A Multi Casualty Incident drill will be centered in western Roseville Thursday, May 24.
Multiple pubic safety agencies from throughout the region will participate in the exercise, which will simulate a vehicular tank accident that releases a cloud of anhydrous ammonia, a hazardous gas. The cloud of gas will drift to the northeast through parts of western Roseville, the unincorporated county and Rocklin, and leave numerous individuals and groups of casualties, including many on an overturned school bus.
Numerous fire, law enforcement and ambulance units will then arrive on scene, assess the situation, call for additional resources and begin the process of immediate care, rescue, transport, and will make a fully protected approach to stop the leaking gas from the tank car.
Police, sheriff’s personnel, firefighters, ambulance providers, medical evacuation helicopters, emergency room staffs of all three major hospitals in the county, Kaiser-Roseville, Sutter Roseville Medical Center and Sutter-Auburn Faith, and fixed-wing aircraft of the Civil Air Patrol will participate.
“This is a complex scenario involving two cities, the county and numerous other state and regional agencies which always translates to communications and coordination challenges.” said Rui Cunha, Placer County’s Assistant Director of Emergency Services. “Drills like this are critical to our response agencies for maintaining readiness and the necessary skills needed for equipment and systems not used on a daily basis, for developing and sustaining relationships, and for testing new capabilities that, indeed, may prove worthy investments should increasingly scarce funding become available.”
Sponsors of the exercise are the cities of Roseville and Rocklin and Placer County, all of whose Emergency Operations Centers will be activated. Dissemination of public safety information — such as what people should do and where they should — go both for those directly affected and those potentially affected will also be tested. Other state, federal, regional and local agencies will participate in order to test agency readiness working under simulated, stressful conditions.

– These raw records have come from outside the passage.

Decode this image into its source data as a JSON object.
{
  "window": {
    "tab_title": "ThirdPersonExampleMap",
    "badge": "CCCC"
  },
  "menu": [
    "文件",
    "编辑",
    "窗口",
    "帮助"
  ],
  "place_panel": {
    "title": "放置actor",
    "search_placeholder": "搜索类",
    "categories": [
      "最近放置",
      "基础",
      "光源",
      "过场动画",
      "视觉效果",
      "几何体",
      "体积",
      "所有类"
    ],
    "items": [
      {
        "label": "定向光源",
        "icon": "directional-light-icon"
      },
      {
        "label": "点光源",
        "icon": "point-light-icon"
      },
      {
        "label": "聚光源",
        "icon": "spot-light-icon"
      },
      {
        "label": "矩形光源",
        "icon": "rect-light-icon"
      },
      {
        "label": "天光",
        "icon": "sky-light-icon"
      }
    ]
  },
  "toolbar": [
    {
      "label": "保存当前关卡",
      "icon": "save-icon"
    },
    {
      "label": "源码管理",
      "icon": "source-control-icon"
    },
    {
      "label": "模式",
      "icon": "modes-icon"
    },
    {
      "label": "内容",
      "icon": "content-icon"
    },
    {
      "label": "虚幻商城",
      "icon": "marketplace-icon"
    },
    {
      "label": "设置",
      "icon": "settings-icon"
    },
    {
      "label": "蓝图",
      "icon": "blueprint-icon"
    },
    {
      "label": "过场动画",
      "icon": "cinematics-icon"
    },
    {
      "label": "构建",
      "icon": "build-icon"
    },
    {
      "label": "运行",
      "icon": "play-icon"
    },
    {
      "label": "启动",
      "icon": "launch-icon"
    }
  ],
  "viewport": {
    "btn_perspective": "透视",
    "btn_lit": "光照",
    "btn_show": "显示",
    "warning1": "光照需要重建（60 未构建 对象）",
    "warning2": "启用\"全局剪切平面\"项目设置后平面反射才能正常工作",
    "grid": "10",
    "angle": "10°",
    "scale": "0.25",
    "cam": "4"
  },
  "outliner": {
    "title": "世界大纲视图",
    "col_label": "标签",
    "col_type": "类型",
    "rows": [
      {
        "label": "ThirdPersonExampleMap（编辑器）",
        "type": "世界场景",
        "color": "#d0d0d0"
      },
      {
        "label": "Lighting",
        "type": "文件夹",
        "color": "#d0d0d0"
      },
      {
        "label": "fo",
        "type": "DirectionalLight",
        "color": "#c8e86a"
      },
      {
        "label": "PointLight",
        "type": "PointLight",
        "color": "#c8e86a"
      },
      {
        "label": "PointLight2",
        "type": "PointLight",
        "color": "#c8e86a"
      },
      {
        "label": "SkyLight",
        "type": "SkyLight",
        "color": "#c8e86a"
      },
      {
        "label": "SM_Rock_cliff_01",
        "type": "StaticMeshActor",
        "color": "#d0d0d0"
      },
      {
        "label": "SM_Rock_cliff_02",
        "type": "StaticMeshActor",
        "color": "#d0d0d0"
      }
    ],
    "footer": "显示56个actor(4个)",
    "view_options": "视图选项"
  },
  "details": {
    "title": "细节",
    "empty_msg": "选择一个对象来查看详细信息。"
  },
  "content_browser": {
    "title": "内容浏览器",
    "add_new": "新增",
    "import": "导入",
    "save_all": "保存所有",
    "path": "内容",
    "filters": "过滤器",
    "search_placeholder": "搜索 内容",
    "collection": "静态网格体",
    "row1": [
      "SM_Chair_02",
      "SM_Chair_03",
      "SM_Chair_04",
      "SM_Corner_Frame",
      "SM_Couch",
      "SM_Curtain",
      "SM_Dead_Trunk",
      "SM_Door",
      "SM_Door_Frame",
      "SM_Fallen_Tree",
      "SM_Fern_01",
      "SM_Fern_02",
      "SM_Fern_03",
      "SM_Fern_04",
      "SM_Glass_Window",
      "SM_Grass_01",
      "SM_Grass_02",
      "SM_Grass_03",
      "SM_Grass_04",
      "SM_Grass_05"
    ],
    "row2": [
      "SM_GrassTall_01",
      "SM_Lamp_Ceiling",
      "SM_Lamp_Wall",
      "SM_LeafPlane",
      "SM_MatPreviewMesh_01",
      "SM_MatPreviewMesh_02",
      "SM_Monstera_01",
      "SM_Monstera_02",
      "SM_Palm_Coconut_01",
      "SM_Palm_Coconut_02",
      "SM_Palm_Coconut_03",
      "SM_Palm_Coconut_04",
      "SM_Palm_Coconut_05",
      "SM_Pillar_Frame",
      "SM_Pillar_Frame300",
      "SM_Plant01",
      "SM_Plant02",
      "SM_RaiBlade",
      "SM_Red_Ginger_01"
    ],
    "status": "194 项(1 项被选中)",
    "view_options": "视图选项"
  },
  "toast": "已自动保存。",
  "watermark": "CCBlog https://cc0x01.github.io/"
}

Volunteers will play “victims” in roles such as acting as passengers on the overturned bus, victims overcome by the gas, and sick or injured patients air-lifted or transported by ambulance to the hospitals.